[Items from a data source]
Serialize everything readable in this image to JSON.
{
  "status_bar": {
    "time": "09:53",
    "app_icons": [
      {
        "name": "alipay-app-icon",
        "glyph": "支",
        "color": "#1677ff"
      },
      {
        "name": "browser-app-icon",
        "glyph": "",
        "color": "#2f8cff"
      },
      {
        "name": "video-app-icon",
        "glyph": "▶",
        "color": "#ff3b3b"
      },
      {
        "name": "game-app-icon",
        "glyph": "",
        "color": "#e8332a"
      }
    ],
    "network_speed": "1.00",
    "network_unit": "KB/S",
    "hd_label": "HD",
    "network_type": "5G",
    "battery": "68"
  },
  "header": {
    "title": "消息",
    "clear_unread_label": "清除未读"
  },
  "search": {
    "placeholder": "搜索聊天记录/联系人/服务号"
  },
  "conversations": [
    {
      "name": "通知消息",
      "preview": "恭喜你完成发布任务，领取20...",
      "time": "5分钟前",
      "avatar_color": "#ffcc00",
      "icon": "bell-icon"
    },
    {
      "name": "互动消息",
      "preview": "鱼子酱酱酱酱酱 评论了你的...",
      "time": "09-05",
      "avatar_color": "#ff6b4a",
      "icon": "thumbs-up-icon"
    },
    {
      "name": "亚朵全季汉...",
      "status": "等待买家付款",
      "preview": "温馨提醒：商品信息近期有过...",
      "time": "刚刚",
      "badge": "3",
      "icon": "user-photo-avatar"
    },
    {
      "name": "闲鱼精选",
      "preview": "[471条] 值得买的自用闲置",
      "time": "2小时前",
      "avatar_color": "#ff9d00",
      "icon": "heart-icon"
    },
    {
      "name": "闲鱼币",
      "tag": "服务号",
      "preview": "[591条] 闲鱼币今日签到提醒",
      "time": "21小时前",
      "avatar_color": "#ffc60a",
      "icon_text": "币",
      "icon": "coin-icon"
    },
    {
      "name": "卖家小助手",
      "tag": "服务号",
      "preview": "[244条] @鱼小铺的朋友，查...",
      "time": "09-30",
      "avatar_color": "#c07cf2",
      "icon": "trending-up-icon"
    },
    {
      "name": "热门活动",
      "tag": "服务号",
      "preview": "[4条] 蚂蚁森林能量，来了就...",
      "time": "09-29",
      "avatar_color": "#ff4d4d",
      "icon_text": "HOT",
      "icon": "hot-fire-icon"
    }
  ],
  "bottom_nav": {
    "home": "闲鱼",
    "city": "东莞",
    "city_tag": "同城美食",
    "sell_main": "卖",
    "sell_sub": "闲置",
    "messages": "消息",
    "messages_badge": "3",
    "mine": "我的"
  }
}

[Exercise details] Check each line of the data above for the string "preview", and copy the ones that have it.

[Task solution]
      "preview": "恭喜你完成发布任务，领取20...",
      "preview": "鱼子酱酱酱酱酱 评论了你的...",
      "preview": "温馨提醒：商品信息近期有过...",
      "preview": "[471条] 值得买的自用闲置",
      "preview": "[591条] 闲鱼币今日签到提醒",
      "preview": "[244条] @鱼小铺的朋友，查...",
      "preview": "[4条] 蚂蚁森林能量，来了就...",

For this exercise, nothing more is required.